Exercise:
Copy the data exactly, pictures aside.

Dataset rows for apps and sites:
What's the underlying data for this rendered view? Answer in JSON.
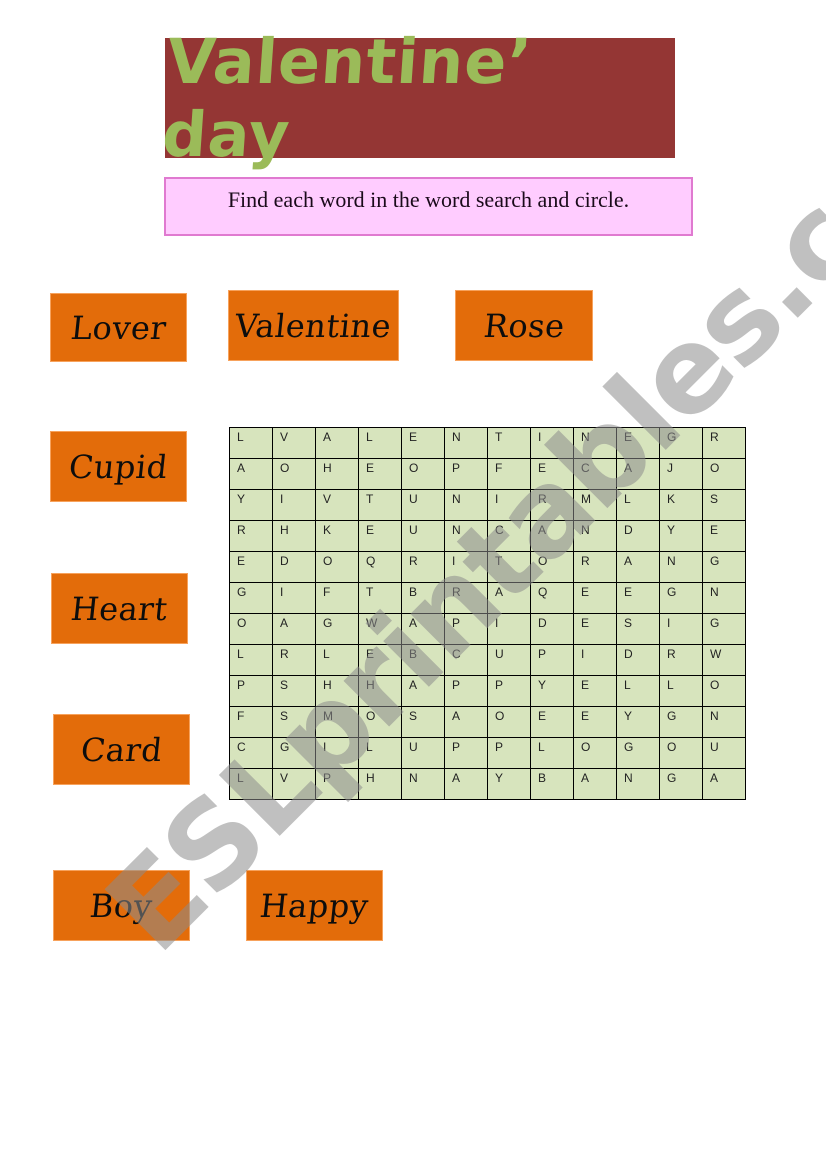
{
  "title": "Valentine’ day",
  "instruction": "Find each word in the word search and circle.",
  "words": [
    "Lover",
    "Valentine",
    "Rose",
    "Cupid",
    "Heart",
    "Card",
    "Boy",
    "Happy"
  ],
  "grid": [
    [
      "L",
      "V",
      "A",
      "L",
      "E",
      "N",
      "T",
      "I",
      "N",
      "E",
      "G",
      "R"
    ],
    [
      "A",
      "O",
      "H",
      "E",
      "O",
      "P",
      "F",
      "E",
      "C",
      "A",
      "J",
      "O"
    ],
    [
      "Y",
      "I",
      "V",
      "T",
      "U",
      "N",
      "I",
      "R",
      "M",
      "L",
      "K",
      "S"
    ],
    [
      "R",
      "H",
      "K",
      "E",
      "U",
      "N",
      "C",
      "A",
      "N",
      "D",
      "Y",
      "E"
    ],
    [
      "E",
      "D",
      "O",
      "Q",
      "R",
      "I",
      "T",
      "O",
      "R",
      "A",
      "N",
      "G"
    ],
    [
      "G",
      "I",
      "F",
      "T",
      "B",
      "R",
      "A",
      "Q",
      "E",
      "E",
      "G",
      "N"
    ],
    [
      "O",
      "A",
      "G",
      "W",
      "A",
      "P",
      "I",
      "D",
      "E",
      "S",
      "I",
      "G"
    ],
    [
      "L",
      "R",
      "L",
      "E",
      "B",
      "C",
      "U",
      "P",
      "I",
      "D",
      "R",
      "W"
    ],
    [
      "P",
      "S",
      "H",
      "H",
      "A",
      "P",
      "P",
      "Y",
      "E",
      "L",
      "L",
      "O"
    ],
    [
      "F",
      "S",
      "M",
      "O",
      "S",
      "A",
      "O",
      "E",
      "E",
      "Y",
      "G",
      "N"
    ],
    [
      "C",
      "G",
      "I",
      "L",
      "U",
      "P",
      "P",
      "L",
      "O",
      "G",
      "O",
      "U"
    ],
    [
      "L",
      "V",
      "P",
      "H",
      "N",
      "A",
      "Y",
      "B",
      "A",
      "N",
      "G",
      "A"
    ]
  ],
  "watermark": "ESLprintables.com",
  "colors": {
    "banner": "#943634",
    "title_text": "#9bbb59",
    "instruction_bg": "#ffccff",
    "card": "#e36c0a",
    "grid_bg": "#d7e4bd"
  }
}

Task output:
What's the underlying data for this rendered view? Answer in JSON.
{
  "title": "Valentine’ day",
  "instruction": "Find each word in the word search and circle.",
  "words": [
    "Lover",
    "Valentine",
    "Rose",
    "Cupid",
    "Heart",
    "Card",
    "Boy",
    "Happy"
  ],
  "grid": [
    [
      "L",
      "V",
      "A",
      "L",
      "E",
      "N",
      "T",
      "I",
      "N",
      "E",
      "G",
      "R"
    ],
    [
      "A",
      "O",
      "H",
      "E",
      "O",
      "P",
      "F",
      "E",
      "C",
      "A",
      "J",
      "O"
    ],
    [
      "Y",
      "I",
      "V",
      "T",
      "U",
      "N",
      "I",
      "R",
      "M",
      "L",
      "K",
      "S"
    ],
    [
      "R",
      "H",
      "K",
      "E",
      "U",
      "N",
      "C",
      "A",
      "N",
      "D",
      "Y",
      "E"
    ],
    [
      "E",
      "D",
      "O",
      "Q",
      "R",
      "I",
      "T",
      "O",
      "R",
      "A",
      "N",
      "G"
    ],
    [
      "G",
      "I",
      "F",
      "T",
      "B",
      "R",
      "A",
      "Q",
      "E",
      "E",
      "G",
      "N"
    ],
    [
      "O",
      "A",
      "G",
      "W",
      "A",
      "P",
      "I",
      "D",
      "E",
      "S",
      "I",
      "G"
    ],
    [
      "L",
      "R",
      "L",
      "E",
      "B",
      "C",
      "U",
      "P",
      "I",
      "D",
      "R",
      "W"
    ],
    [
      "P",
      "S",
      "H",
      "H",
      "A",
      "P",
      "P",
      "Y",
      "E",
      "L",
      "L",
      "O"
    ],
    [
      "F",
      "S",
      "M",
      "O",
      "S",
      "A",
      "O",
      "E",
      "E",
      "Y",
      "G",
      "N"
    ],
    [
      "C",
      "G",
      "I",
      "L",
      "U",
      "P",
      "P",
      "L",
      "O",
      "G",
      "O",
      "U"
    ],
    [
      "L",
      "V",
      "P",
      "H",
      "N",
      "A",
      "Y",
      "B",
      "A",
      "N",
      "G",
      "A"
    ]
  ],
  "watermark": "ESLprintables.com",
  "colors": {
    "banner": "#943634",
    "title_text": "#9bbb59",
    "instruction_bg": "#ffccff",
    "card": "#e36c0a",
    "grid_bg": "#d7e4bd"
  }
}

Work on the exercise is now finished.